**Work instructions**
Report the count of lines below that include "progress", without any other text.
═══ Supplied material
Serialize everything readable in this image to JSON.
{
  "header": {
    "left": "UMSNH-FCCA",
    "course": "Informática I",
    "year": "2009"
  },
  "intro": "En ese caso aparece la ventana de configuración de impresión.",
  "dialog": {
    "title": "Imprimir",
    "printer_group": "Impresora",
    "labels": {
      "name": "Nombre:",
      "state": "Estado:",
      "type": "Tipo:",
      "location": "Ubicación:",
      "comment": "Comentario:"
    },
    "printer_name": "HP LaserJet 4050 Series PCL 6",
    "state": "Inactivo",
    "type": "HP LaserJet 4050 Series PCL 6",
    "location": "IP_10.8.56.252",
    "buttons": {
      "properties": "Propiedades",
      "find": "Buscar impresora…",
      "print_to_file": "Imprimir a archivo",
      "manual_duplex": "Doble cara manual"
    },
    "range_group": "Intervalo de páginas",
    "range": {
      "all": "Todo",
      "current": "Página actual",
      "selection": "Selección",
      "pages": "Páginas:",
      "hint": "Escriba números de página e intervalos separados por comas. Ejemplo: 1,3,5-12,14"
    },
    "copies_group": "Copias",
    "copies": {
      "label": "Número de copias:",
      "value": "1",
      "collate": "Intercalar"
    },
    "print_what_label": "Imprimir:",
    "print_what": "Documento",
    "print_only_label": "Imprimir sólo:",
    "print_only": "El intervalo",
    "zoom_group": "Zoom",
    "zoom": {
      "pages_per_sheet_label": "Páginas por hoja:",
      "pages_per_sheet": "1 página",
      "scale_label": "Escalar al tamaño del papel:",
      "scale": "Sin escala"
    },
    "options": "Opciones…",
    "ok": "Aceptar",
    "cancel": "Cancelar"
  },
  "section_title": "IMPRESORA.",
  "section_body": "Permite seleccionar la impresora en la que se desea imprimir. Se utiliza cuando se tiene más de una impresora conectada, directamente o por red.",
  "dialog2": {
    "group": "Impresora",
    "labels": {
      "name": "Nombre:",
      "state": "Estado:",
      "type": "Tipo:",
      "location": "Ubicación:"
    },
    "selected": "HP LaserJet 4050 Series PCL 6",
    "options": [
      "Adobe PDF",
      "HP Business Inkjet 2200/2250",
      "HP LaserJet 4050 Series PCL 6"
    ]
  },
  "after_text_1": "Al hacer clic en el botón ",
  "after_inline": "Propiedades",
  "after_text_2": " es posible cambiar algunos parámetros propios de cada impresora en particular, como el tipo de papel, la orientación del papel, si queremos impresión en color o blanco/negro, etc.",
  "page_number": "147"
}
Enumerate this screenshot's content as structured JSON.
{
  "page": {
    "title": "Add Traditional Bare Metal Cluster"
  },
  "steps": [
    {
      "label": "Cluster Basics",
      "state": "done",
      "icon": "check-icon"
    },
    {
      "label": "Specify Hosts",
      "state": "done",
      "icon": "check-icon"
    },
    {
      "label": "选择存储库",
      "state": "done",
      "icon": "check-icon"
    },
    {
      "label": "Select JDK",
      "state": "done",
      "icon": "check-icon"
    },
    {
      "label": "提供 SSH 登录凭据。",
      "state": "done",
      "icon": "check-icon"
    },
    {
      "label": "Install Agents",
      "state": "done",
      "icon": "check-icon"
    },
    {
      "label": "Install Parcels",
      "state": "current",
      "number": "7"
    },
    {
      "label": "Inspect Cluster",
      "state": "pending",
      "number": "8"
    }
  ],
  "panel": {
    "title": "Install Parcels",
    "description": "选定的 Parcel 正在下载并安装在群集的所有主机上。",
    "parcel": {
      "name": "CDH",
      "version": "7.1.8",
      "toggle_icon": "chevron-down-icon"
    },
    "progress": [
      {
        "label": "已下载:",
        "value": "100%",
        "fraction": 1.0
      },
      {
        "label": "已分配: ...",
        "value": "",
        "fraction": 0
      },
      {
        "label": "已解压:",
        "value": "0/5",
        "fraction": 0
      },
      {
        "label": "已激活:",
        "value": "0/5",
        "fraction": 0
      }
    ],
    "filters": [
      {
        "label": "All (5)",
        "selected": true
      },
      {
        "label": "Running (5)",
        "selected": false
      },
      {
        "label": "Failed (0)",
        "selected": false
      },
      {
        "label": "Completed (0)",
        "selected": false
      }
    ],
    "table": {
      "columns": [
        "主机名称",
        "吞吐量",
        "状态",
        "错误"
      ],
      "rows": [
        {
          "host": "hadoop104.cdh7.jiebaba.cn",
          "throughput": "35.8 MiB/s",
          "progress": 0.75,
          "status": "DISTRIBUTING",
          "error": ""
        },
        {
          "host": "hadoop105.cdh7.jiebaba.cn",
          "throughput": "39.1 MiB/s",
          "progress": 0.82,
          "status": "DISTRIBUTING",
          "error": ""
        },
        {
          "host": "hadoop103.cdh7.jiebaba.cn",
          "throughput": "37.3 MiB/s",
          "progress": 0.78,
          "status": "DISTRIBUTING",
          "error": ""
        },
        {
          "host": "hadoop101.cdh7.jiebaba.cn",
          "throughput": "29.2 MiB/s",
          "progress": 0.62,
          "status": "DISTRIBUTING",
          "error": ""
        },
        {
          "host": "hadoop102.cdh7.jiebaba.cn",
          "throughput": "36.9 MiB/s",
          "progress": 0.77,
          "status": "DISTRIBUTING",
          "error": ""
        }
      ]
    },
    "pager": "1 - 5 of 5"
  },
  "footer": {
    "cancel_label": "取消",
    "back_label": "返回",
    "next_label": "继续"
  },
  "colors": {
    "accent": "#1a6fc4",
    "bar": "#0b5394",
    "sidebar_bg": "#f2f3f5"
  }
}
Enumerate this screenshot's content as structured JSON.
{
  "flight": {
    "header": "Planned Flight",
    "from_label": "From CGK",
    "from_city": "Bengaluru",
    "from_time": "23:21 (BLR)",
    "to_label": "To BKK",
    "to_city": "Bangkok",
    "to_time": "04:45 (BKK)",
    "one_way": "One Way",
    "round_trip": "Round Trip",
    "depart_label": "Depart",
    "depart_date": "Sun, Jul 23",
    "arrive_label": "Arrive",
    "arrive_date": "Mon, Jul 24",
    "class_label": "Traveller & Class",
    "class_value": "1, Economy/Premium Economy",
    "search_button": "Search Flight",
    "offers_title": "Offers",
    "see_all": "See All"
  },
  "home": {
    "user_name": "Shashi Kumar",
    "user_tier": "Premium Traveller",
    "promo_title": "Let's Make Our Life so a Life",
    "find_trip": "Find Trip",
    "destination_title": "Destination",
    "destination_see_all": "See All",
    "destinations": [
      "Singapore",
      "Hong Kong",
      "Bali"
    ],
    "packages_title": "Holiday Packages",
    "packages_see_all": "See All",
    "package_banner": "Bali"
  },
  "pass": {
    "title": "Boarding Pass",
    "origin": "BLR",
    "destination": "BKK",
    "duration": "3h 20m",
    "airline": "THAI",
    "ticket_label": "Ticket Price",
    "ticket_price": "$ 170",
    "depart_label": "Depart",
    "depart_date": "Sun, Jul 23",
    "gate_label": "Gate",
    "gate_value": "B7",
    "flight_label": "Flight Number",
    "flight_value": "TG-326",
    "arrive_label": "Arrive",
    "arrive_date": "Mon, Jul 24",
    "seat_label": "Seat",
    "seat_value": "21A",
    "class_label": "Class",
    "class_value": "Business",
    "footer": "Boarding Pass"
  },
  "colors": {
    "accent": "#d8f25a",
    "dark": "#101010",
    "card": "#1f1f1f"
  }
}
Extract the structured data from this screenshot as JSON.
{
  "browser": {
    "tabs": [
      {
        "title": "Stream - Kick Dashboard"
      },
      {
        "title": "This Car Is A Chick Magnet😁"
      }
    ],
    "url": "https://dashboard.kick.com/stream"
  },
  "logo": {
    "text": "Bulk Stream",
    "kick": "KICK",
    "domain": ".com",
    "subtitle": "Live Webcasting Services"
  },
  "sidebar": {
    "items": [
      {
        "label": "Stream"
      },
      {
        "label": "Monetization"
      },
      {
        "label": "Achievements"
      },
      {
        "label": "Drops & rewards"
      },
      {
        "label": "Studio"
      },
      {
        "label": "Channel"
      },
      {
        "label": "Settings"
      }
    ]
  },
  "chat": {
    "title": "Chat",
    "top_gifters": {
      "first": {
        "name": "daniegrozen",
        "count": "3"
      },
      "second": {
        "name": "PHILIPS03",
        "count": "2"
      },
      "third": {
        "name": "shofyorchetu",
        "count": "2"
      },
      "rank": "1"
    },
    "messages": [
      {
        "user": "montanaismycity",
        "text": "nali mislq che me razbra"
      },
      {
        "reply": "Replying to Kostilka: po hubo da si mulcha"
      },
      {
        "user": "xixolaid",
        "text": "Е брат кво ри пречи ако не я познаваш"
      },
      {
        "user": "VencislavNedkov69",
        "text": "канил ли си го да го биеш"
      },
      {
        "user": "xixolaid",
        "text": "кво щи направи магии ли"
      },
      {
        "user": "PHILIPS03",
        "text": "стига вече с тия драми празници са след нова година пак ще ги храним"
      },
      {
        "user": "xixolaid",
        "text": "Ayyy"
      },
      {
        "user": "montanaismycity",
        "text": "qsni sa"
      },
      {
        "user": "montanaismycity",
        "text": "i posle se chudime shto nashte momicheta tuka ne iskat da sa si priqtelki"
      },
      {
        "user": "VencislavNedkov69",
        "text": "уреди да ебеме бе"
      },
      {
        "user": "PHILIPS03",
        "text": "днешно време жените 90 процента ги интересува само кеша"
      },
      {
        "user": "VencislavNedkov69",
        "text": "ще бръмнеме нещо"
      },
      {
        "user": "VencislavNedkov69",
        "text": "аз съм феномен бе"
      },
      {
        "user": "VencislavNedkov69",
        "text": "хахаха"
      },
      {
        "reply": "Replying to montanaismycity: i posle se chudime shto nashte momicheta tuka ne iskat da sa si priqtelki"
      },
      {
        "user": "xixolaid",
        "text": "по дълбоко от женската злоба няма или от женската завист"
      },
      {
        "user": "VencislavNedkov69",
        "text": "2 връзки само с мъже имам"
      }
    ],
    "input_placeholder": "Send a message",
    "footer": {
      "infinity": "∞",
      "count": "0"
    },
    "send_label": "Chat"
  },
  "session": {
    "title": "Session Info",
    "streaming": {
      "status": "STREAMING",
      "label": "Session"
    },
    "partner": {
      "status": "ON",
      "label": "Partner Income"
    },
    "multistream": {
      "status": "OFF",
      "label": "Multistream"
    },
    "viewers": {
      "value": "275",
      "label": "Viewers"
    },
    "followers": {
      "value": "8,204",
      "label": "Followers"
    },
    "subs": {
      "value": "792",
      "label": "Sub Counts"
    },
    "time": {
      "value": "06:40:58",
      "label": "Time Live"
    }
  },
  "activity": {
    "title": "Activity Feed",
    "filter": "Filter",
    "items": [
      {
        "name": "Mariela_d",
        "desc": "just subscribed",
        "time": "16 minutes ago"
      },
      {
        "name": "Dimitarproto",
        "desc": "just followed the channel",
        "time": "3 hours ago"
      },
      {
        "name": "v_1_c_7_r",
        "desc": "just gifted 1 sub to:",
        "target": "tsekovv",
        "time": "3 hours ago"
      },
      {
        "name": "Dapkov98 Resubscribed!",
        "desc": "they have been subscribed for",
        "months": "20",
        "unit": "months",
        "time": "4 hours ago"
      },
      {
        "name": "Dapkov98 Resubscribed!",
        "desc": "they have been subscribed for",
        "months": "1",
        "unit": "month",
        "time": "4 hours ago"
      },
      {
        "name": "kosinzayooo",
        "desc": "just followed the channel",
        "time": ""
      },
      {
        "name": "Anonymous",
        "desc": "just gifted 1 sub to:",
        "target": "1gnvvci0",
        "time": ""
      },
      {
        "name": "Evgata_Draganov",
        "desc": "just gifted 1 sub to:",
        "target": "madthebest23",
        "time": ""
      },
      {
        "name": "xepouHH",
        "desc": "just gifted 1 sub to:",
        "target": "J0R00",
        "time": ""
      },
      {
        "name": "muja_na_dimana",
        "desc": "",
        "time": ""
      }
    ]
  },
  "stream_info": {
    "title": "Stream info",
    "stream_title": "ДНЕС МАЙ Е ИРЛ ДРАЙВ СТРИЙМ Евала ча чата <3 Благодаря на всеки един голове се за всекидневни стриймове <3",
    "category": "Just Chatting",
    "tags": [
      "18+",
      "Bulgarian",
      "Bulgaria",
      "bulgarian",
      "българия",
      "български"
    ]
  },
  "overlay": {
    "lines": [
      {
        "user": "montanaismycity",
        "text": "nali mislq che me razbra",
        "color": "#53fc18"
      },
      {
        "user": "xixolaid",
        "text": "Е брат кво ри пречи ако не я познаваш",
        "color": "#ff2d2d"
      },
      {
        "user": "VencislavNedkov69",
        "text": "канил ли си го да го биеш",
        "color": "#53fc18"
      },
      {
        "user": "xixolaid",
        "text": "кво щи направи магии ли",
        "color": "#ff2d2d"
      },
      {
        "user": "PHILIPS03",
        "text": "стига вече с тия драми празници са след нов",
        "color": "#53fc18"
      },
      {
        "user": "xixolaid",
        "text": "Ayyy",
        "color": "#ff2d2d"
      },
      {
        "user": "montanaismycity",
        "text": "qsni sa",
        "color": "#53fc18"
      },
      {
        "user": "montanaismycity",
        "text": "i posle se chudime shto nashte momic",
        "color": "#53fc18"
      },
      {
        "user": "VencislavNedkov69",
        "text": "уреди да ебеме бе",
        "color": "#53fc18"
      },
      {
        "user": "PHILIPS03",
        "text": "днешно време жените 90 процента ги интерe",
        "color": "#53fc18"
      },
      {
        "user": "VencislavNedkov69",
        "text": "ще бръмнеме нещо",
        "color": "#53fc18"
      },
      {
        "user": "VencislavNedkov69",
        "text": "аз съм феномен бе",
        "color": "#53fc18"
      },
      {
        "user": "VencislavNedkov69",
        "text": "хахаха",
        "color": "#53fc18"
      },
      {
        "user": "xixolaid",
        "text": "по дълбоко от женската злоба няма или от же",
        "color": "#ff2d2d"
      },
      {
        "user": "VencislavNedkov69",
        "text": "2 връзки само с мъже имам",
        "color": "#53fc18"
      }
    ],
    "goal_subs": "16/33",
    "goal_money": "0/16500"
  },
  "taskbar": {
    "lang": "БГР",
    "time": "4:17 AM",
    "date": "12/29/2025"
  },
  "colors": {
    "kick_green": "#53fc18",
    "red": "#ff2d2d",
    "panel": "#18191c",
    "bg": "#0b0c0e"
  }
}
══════
**Answer to the exercise**
6